MC30 is a curated basket of 30 investment-worthy mutual funds (MFs). The foundation of MC30 is built upon an internally developed mutual funds (MF) rating and ranking system. Called the MC MF rankings and star ratings, it hand-holds the investor in getting into the finer aspects of every scheme – risks, returns and fund strategies.
MC30 must be the starting point for every investor and not an end in itself to be blindly replicated in full.
Select categories make the cut
Despite SEBI having rolled out 37 categories, we decided to limit MC30, and therefore the MC MF rankings and star ratings, to just 11 categories. The idea behind MC30 is to recommend only simple, diversified and easy-to-understand funds. Thematic and sector funds are out because they are too risky for a common investor. We also left out Value and Contra funds because the definitions are too subjective. We have also left out the Large & Mid-cap category since one scheme in this category can look very different from another. A flexi-cap category is a better alternative as it gives a fund manager the freedom to choose stocks.
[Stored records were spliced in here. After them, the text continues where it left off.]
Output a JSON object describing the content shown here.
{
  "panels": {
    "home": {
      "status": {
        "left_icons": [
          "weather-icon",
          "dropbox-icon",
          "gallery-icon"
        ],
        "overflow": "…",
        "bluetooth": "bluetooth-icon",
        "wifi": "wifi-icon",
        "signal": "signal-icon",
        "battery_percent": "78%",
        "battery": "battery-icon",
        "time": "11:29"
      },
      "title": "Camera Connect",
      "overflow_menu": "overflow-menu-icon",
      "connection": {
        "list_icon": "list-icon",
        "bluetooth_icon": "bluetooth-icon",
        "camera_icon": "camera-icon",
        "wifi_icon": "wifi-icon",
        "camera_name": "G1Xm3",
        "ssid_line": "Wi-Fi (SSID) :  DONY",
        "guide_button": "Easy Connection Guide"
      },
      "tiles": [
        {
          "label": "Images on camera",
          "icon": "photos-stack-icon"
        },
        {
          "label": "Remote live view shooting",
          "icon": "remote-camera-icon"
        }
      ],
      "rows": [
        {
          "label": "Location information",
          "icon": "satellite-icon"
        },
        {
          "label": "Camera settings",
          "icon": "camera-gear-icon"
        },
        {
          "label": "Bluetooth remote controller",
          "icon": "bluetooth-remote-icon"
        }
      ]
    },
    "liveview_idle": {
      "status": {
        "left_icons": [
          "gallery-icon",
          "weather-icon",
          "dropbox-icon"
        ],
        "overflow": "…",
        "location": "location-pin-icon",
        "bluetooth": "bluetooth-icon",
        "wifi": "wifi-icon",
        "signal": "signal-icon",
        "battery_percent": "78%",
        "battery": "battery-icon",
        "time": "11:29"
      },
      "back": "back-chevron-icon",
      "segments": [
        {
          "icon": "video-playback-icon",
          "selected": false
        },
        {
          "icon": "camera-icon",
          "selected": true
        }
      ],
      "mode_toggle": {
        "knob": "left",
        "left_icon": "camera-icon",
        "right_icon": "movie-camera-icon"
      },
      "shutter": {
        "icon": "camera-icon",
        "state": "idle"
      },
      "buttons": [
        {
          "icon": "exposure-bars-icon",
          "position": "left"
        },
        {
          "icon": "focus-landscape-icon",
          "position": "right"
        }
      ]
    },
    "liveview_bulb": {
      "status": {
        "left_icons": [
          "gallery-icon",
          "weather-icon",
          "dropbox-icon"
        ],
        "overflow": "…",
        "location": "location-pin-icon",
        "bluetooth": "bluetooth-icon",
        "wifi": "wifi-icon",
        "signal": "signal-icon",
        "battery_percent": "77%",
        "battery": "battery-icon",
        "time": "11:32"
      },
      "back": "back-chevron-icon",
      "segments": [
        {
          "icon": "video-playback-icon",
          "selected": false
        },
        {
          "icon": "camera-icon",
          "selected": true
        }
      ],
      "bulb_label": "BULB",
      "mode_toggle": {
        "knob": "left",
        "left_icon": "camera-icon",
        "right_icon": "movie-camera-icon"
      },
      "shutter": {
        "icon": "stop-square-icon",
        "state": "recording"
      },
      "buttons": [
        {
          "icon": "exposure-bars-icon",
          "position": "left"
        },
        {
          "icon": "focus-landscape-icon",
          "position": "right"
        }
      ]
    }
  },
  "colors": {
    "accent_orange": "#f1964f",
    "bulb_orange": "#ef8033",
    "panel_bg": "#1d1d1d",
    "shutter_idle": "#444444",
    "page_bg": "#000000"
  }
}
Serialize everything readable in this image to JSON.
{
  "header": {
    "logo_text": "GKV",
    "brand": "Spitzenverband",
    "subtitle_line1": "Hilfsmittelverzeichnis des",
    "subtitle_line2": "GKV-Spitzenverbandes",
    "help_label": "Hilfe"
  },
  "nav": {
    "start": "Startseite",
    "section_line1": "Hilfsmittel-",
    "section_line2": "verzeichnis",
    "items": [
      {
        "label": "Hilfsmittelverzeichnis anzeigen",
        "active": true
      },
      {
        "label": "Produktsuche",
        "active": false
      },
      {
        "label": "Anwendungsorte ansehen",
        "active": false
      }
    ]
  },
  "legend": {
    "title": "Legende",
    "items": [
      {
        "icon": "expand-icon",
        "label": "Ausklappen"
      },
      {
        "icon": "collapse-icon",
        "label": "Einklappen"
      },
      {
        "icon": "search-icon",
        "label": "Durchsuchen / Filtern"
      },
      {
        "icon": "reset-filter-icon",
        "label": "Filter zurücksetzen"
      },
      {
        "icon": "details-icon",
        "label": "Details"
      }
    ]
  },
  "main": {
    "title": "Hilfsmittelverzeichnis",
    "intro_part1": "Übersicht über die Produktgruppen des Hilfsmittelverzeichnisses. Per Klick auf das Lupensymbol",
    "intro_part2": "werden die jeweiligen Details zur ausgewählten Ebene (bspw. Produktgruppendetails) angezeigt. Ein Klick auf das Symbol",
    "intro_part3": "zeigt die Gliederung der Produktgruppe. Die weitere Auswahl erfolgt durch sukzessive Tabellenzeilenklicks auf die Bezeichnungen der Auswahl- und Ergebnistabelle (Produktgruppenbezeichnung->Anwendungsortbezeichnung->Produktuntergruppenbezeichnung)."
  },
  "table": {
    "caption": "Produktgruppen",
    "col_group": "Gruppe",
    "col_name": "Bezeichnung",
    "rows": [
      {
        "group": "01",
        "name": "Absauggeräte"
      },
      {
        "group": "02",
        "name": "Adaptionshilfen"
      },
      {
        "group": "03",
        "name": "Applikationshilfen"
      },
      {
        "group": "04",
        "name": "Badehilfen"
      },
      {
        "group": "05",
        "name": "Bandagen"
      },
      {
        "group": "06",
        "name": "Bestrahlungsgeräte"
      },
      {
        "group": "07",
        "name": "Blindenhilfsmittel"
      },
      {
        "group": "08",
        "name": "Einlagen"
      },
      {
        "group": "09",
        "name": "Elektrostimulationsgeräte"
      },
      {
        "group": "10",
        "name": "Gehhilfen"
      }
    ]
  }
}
Similarly, on the debt funds side, we have kept things simple. Since this is an investment basket, we will only recommend short-term, corporate bond and Banking & PSU Debt funds. In our opinion, they are good enough for your fixed income allocation. Liquid, overnight and similar funds are more parking vehicles for the short term than being investment avenues. Hence, we’ve left such categories out. Long-term bond funds and government securities can be volatile; a sudden interest rate reversal can wipe out an entire year’s gains. They are excluded from the MC30.
There are six types of Hybrid funds. But MC30 has just one – aggressive hybrid. These schemes invest 65-80 percent of their assets in equities and the rest in debt. These funds come with lesser volatility on account of their fixed income exposure.
In MC30, five spots will be permanently reserved for passively-managed index and exchange-traded funds (ETFs).
We chose a mix of index funds and ETFs based on their tracking error, expense ratio and liquidity (in the case of ETFs). Given a choice, our preference is an index fund because of ease of buying and no requirement of a demat account. But if there isn’t an index fund alternative, we will suggest an ETF.
Size has its importance
From within the shortlisted categories, all equity and hybrid schemes of less than Rs 100 crore corpus or those not in existence for at least seven years are left out. Tiny schemes can fall sharply when there are withdrawals. Similarly, in debt categories, all schemes of less than Rs 500 crore or those in existence for less than five years were ignored. All schemes that have changed their categories or portfolios significantly after SEBI’s 2018 re-categorisation exercise have been ignored. Focused funds have been included even though the category is a mere three years old, as returns have been encouraging and risks well-managed.
For ranking and rating of equity funds, we looked at their rolling returns. One, three and five-year rolling returns of schemes over a seven-year period were analysed.
Rolling return is a series of returns, taken at regular intervals, over a long period of time. This is a better measure than point-to-point return because the latter doesn’t take into account different entry and exit points. Rolling returns also demonstrate consistency better. A minimal, yet adequate, weightage has also been given to short-term returns to catch trends that are current. If a fund is slipping, it’s something for investors to watch out for.
We looked at the Sortino ratio of funds. It’s a popular risk-return measure that accounts for a fund’s return over its downside risk. The higher this ratio, the better a fund is.
Cash holdings (average cash balance over the past three-year period) beyond 10 percent are penalised. Tactical cash allocations are fine, but holding too much cash is something we do not prefer. Portfolio concentration is penalised even for focussed funds, beyond a point.
For our debt fund categories, we have again considered rolling returns and the Sortino ratio. Allocation to securities that are rated AA and lower have been penalised, depending on the proportion held by a debt fund. The maximum penalty was reserved for those schemes that invested more than 40 percent of their assets in such securities. Excess exposure to a single group has also been accounted for. Our threshold is 10 percent to a single group, as opposed to SEBI’s limit of 20 percent, given how swiftly things can go wrong.
In the end, schemes across various categories were ranked as per the final score. The top 10 percent of the schemes get a 5-star rating; the next 20 percent is given 4-stars; the subsequent 40 percent are accorded a 3-star rating; the next 20 percent get a 2-stars and the remaining 10 percent of schemes get 1-star rating.
Looking into the future
MC MF rankings and star ratings is merely a report card. It tells us how a scheme has done in the past. MC30 aims to see their future and curates the schemes we think are most likely to do well in future. From among the 4-star and 5-star rated schemes, we then pick and choose funds that are is likely to deliver better and stay consistent.
No scheme enters MC30 without a detailed discussion with the fund manager. The fund manager’s philosophy plays a crucial role in deciding our comfort levels with the scheme.
Only schemes that have a 5-star and 4-star rating can enter MC30. But if an existing scheme’s rating falls to 3-star, then we would typically recommend a ‘hold’ for fresh investments. But if the rating dips to 2-stars or below, the scheme exits MC30 and is replaced with a better alternative.